There are still more than a million and a half people living in tents and under tarps in Haiti. Many of the tarps have been out in the sun for months … so they're starting to fall apart. Now that it's the rainy season, they leak. Sandra Amilcar says all she can do us is gather her two kids under a corner of the tarp and try to stay dry.
An Iowa egg hatchery is under investigation by an egg farming cooperative due to allegations of abuse at one of its facilities. The allegations surfaced earlier this month, after an undercover investigator released videotaped footage of chicks being mutilated, thrown and scalded alive. Male chicks were ground up alive. Today, Dick Gordon talks with the undercover investigator in that case.
Jerry Solom has heard stories on this program about people who have unexplained passions, and he decided to share his own story. Jerry grew up about as far away from the ocean as you can get, but for some reason, he had always thought about sailing to his parent's birth country, Norway.
In the midst of a national housing crisis, Cassandra Brush recognizes what a privilege it is to live in her dream home. Cassandra and her husband, Dan, were determined to be homeowners without a mortgage. So the couple set out to build a house from scratch.

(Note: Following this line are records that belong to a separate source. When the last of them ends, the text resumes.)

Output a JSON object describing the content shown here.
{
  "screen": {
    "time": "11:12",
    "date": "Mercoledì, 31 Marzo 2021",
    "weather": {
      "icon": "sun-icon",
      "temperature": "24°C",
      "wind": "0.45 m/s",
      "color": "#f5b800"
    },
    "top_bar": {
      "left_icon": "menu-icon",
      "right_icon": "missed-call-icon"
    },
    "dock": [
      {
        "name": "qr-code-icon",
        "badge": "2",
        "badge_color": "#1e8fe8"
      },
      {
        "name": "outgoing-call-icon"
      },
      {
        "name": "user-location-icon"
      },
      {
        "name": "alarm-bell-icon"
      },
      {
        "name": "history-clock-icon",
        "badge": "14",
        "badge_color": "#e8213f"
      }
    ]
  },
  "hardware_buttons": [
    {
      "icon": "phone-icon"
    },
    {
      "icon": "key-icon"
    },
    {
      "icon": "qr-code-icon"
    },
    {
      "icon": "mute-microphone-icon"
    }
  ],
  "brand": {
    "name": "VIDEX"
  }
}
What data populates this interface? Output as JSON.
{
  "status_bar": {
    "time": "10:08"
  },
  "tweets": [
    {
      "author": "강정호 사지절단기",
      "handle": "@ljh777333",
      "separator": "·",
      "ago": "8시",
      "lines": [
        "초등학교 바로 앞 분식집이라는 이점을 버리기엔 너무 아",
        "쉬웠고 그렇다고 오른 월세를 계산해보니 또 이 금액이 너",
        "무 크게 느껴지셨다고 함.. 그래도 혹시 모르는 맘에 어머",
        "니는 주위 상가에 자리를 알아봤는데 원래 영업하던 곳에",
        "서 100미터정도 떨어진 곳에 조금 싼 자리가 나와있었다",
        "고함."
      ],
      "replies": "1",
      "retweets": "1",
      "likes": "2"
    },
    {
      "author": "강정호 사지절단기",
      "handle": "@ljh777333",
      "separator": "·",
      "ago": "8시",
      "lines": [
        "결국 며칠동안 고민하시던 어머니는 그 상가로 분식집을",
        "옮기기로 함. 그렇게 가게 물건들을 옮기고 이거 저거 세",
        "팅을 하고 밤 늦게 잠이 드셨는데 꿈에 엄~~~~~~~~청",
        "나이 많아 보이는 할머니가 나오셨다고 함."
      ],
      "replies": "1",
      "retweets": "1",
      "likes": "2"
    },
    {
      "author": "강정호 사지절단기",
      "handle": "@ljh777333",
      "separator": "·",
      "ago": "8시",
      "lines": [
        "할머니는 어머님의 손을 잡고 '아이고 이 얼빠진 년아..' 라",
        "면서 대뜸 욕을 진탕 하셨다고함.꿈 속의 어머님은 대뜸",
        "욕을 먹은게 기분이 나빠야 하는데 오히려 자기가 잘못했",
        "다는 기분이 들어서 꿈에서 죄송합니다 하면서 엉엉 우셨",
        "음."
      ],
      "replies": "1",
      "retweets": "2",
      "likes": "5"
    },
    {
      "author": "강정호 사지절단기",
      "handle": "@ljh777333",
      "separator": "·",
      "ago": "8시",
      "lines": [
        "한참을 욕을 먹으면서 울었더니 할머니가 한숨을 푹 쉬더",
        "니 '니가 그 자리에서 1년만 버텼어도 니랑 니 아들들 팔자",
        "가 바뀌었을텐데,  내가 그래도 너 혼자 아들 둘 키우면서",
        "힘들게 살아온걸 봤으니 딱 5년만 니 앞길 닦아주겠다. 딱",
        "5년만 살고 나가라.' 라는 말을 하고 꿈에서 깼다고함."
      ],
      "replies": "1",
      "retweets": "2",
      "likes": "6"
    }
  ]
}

Charlie Sydnor is a rancher and doctor in North Carolina who used to be part of the mainstream cattle industry, trucking them off to the feedlot to fatten up on grain before getting slaughtered. On September 11, 2001, the bottom dropped out of the beef market. Charlie lost a lot of money and that led to a realization - he wanted to raise his cows differently. Also on the show: a Palestinian journalist tries to explain the political situation in Gaza to her three-year-old son. And, a follow up with the proud moms of a newborn baby boy.
Before Frank McCourt became famous as the author of "Angela's Ashes" and "'Tis," he was for 30 years a high school English teacher in New York. His book about that experience is "Teacher Man." Also in this episode, Meredith Sorenson hikes all 2,168 miles of the Appalachian Trail. Plus, a man named Mervin Jenkins turns his life around.